As car dealerships remained empty due to social distancing and health concerns, TV ads began to change tone and approach to connect with car shoppers. “While this television advertising campaign was not the first to promote car buying from home, it was launched at the very beginning of COVID and was very successful,” said Tony Roland, director of automotive account at Spectrum Reach. “Car buyers weren’t going to dealerships back then. A lot of people aren’t comfortable making such a big purchase without seeing it, touching it, and talking directly to a person.”
As demonstrated in an advertisement that featured local car dealership Joe Maus CDJR, this approach assured the consumer that the process could be both simple and non-threatening. “At a time when many other local retailers were talking about the steps they were taking in their stores to make them clean and safe, this alternative resonated with viewers across the market,” Roland said.
Modern challenges for a new era in automotive shopping
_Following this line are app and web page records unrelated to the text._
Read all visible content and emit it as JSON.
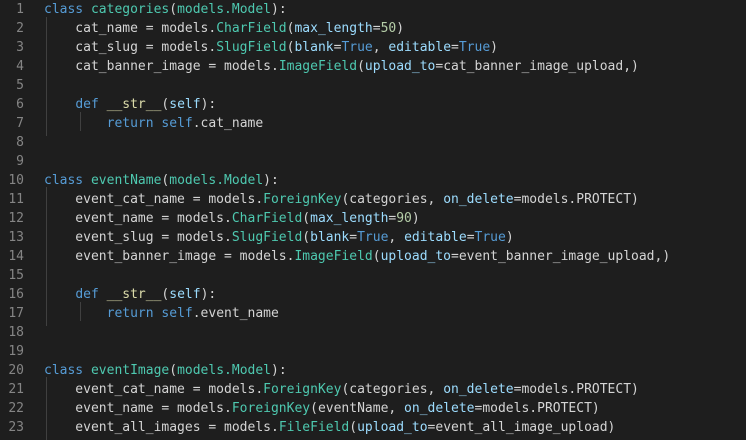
{
  "editor": {
    "language": "python",
    "theme_colors": {
      "background": "#1e1e1e",
      "line_number": "#858585",
      "text": "#d4d4d4",
      "keyword": "#569cd6",
      "class_name": "#4ec9b0",
      "function": "#dcdcaa",
      "number": "#b5cea8",
      "parameter": "#9cdcfe"
    },
    "lines": [
      {
        "number": "1",
        "tokens": [
          {
            "t": "class",
            "k": "kw"
          },
          {
            "t": " ",
            "k": "txt"
          },
          {
            "t": "categories",
            "k": "cls"
          },
          {
            "t": "(",
            "k": "txt"
          },
          {
            "t": "models.Model",
            "k": "cls"
          },
          {
            "t": "):",
            "k": "txt"
          }
        ]
      },
      {
        "number": "2",
        "tokens": [
          {
            "t": "    cat_name = models.",
            "k": "txt"
          },
          {
            "t": "CharField",
            "k": "cls"
          },
          {
            "t": "(",
            "k": "txt"
          },
          {
            "t": "max_length",
            "k": "param"
          },
          {
            "t": "=",
            "k": "txt"
          },
          {
            "t": "50",
            "k": "num"
          },
          {
            "t": ")",
            "k": "txt"
          }
        ]
      },
      {
        "number": "3",
        "tokens": [
          {
            "t": "    cat_slug = models.",
            "k": "txt"
          },
          {
            "t": "SlugField",
            "k": "cls"
          },
          {
            "t": "(",
            "k": "txt"
          },
          {
            "t": "blank",
            "k": "param"
          },
          {
            "t": "=",
            "k": "txt"
          },
          {
            "t": "True",
            "k": "kw"
          },
          {
            "t": ", ",
            "k": "txt"
          },
          {
            "t": "editable",
            "k": "param"
          },
          {
            "t": "=",
            "k": "txt"
          },
          {
            "t": "True",
            "k": "kw"
          },
          {
            "t": ")",
            "k": "txt"
          }
        ]
      },
      {
        "number": "4",
        "tokens": [
          {
            "t": "    cat_banner_image = models.",
            "k": "txt"
          },
          {
            "t": "ImageField",
            "k": "cls"
          },
          {
            "t": "(",
            "k": "txt"
          },
          {
            "t": "upload_to",
            "k": "param"
          },
          {
            "t": "=cat_banner_image_upload,)",
            "k": "txt"
          }
        ]
      },
      {
        "number": "5",
        "tokens": []
      },
      {
        "number": "6",
        "tokens": [
          {
            "t": "    ",
            "k": "txt"
          },
          {
            "t": "def",
            "k": "kw"
          },
          {
            "t": " ",
            "k": "txt"
          },
          {
            "t": "__str__",
            "k": "fn"
          },
          {
            "t": "(",
            "k": "txt"
          },
          {
            "t": "self",
            "k": "param"
          },
          {
            "t": "):",
            "k": "txt"
          }
        ]
      },
      {
        "number": "7",
        "tokens": [
          {
            "t": "        ",
            "k": "txt"
          },
          {
            "t": "return",
            "k": "kw"
          },
          {
            "t": " ",
            "k": "txt"
          },
          {
            "t": "self",
            "k": "kw"
          },
          {
            "t": ".cat_name",
            "k": "txt"
          }
        ]
      },
      {
        "number": "8",
        "tokens": []
      },
      {
        "number": "9",
        "tokens": []
      },
      {
        "number": "10",
        "tokens": [
          {
            "t": "class",
            "k": "kw"
          },
          {
            "t": " ",
            "k": "txt"
          },
          {
            "t": "eventName",
            "k": "cls"
          },
          {
            "t": "(",
            "k": "txt"
          },
          {
            "t": "models.Model",
            "k": "cls"
          },
          {
            "t": "):",
            "k": "txt"
          }
        ]
      },
      {
        "number": "11",
        "tokens": [
          {
            "t": "    event_cat_name = models.",
            "k": "txt"
          },
          {
            "t": "ForeignKey",
            "k": "cls"
          },
          {
            "t": "(categories, ",
            "k": "txt"
          },
          {
            "t": "on_delete",
            "k": "param"
          },
          {
            "t": "=models.PROTECT)",
            "k": "txt"
          }
        ]
      },
      {
        "number": "12",
        "tokens": [
          {
            "t": "    event_name = models.",
            "k": "txt"
          },
          {
            "t": "CharField",
            "k": "cls"
          },
          {
            "t": "(",
            "k": "txt"
          },
          {
            "t": "max_length",
            "k": "param"
          },
          {
            "t": "=",
            "k": "txt"
          },
          {
            "t": "90",
            "k": "num"
          },
          {
            "t": ")",
            "k": "txt"
          }
        ]
      },
      {
        "number": "13",
        "tokens": [
          {
            "t": "    event_slug = models.",
            "k": "txt"
          },
          {
            "t": "SlugField",
            "k": "cls"
          },
          {
            "t": "(",
            "k": "txt"
          },
          {
            "t": "blank",
            "k": "param"
          },
          {
            "t": "=",
            "k": "txt"
          },
          {
            "t": "True",
            "k": "kw"
          },
          {
            "t": ", ",
            "k": "txt"
          },
          {
            "t": "editable",
            "k": "param"
          },
          {
            "t": "=",
            "k": "txt"
          },
          {
            "t": "True",
            "k": "kw"
          },
          {
            "t": ")",
            "k": "txt"
          }
        ]
      },
      {
        "number": "14",
        "tokens": [
          {
            "t": "    event_banner_image = models.",
            "k": "txt"
          },
          {
            "t": "ImageField",
            "k": "cls"
          },
          {
            "t": "(",
            "k": "txt"
          },
          {
            "t": "upload_to",
            "k": "param"
          },
          {
            "t": "=event_banner_image_upload,)",
            "k": "txt"
          }
        ]
      },
      {
        "number": "15",
        "tokens": []
      },
      {
        "number": "16",
        "tokens": [
          {
            "t": "    ",
            "k": "txt"
          },
          {
            "t": "def",
            "k": "kw"
          },
          {
            "t": " ",
            "k": "txt"
          },
          {
            "t": "__str__",
            "k": "fn"
          },
          {
            "t": "(",
            "k": "txt"
          },
          {
            "t": "self",
            "k": "param"
          },
          {
            "t": "):",
            "k": "txt"
          }
        ]
      },
      {
        "number": "17",
        "tokens": [
          {
            "t": "        ",
            "k": "txt"
          },
          {
            "t": "return",
            "k": "kw"
          },
          {
            "t": " ",
            "k": "txt"
          },
          {
            "t": "self",
            "k": "kw"
          },
          {
            "t": ".event_name",
            "k": "txt"
          }
        ]
      },
      {
        "number": "18",
        "tokens": []
      },
      {
        "number": "19",
        "tokens": []
      },
      {
        "number": "20",
        "tokens": [
          {
            "t": "class",
            "k": "kw"
          },
          {
            "t": " ",
            "k": "txt"
          },
          {
            "t": "eventImage",
            "k": "cls"
          },
          {
            "t": "(",
            "k": "txt"
          },
          {
            "t": "models.Model",
            "k": "cls"
          },
          {
            "t": "):",
            "k": "txt"
          }
        ]
      },
      {
        "number": "21",
        "tokens": [
          {
            "t": "    event_cat_name = models.",
            "k": "txt"
          },
          {
            "t": "ForeignKey",
            "k": "cls"
          },
          {
            "t": "(categories, ",
            "k": "txt"
          },
          {
            "t": "on_delete",
            "k": "param"
          },
          {
            "t": "=models.PROTECT)",
            "k": "txt"
          }
        ]
      },
      {
        "number": "22",
        "tokens": [
          {
            "t": "    event_name = models.",
            "k": "txt"
          },
          {
            "t": "ForeignKey",
            "k": "cls"
          },
          {
            "t": "(eventName, ",
            "k": "txt"
          },
          {
            "t": "on_delete",
            "k": "param"
          },
          {
            "t": "=models.PROTECT)",
            "k": "txt"
          }
        ]
      },
      {
        "number": "23",
        "tokens": [
          {
            "t": "    event_all_images = models.",
            "k": "txt"
          },
          {
            "t": "FileField",
            "k": "cls"
          },
          {
            "t": "(",
            "k": "txt"
          },
          {
            "t": "upload_to",
            "k": "param"
          },
          {
            "t": "=event_all_image_upload)",
            "k": "txt"
          }
        ]
      }
    ]
  }
}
Consumer behavior has changed dramatically in recent years and companies have had to adapt their strategies accordingly. One of the biggest changes was the discontinuation of weekend shopping. In the past, companies focused their marketing efforts on getting potential customers to add their products to their shopping list by Friday. In the automotive industry, weekends have traditionally been the time when dealerships offer their best deals. However, with more and more people shopping during the week, dealers have had to adjust their strategies. As a result, the way businesses operate has changed dramatically in recent years, and companies must continue to adapt their strategies to keep up with the changing consumer landscape.
Beyond the new challenges of modern buying models, the media landscape is more fragmented than ever, creating a more saturated environment to connect with audiences. With the rise of digital media, consumers have more ways to get their information. This has led to a disruptive marketing environment, where companies have to fight for attention. Automakers achieve this in part by using cross-demographic targeting, allowing advertisers to reach a wider audience with their message. In the automotive industry, for example, companies are targeting young adults with social media campaigns. Indeed, they know that this demographic group is more likely to be interested in new car models. By using cross-demographic targeting, companies can reach a wider audience and increase sales, such as the 2022 Acura “Your Turn” campaign with Vince Staples during the NBA Finals. According to Torrance Hampton, Creative Director and Executive Producer of GFACTOR FILMS, “The disruptive nature of the campaign stems from Vince himself, and you can see his direct influence in the campaign visuals: the artistic 360-degree freeze-frames, car performance shots jump and kinetic camera movements while showcasing multicultural millennials experiencing the new Acura Integra It’s not about the car, it’s about the lifestyle .
Reinventing Disruptive Automotive Marketing in the 21st Century
There have been many other disruptive automotive marketing campaigns over the past century. The automotive industry is constantly changing and so is the marketing landscape. What worked in the past may not be effective today, and what’s popular now may be out of date in a few months. To stay ahead of the game, automotive marketing teams will need to continually find new, innovative and disruptive ways to capture the hearts, imaginations and loyalty of the consumer.
If you missed the first part of this series, click here.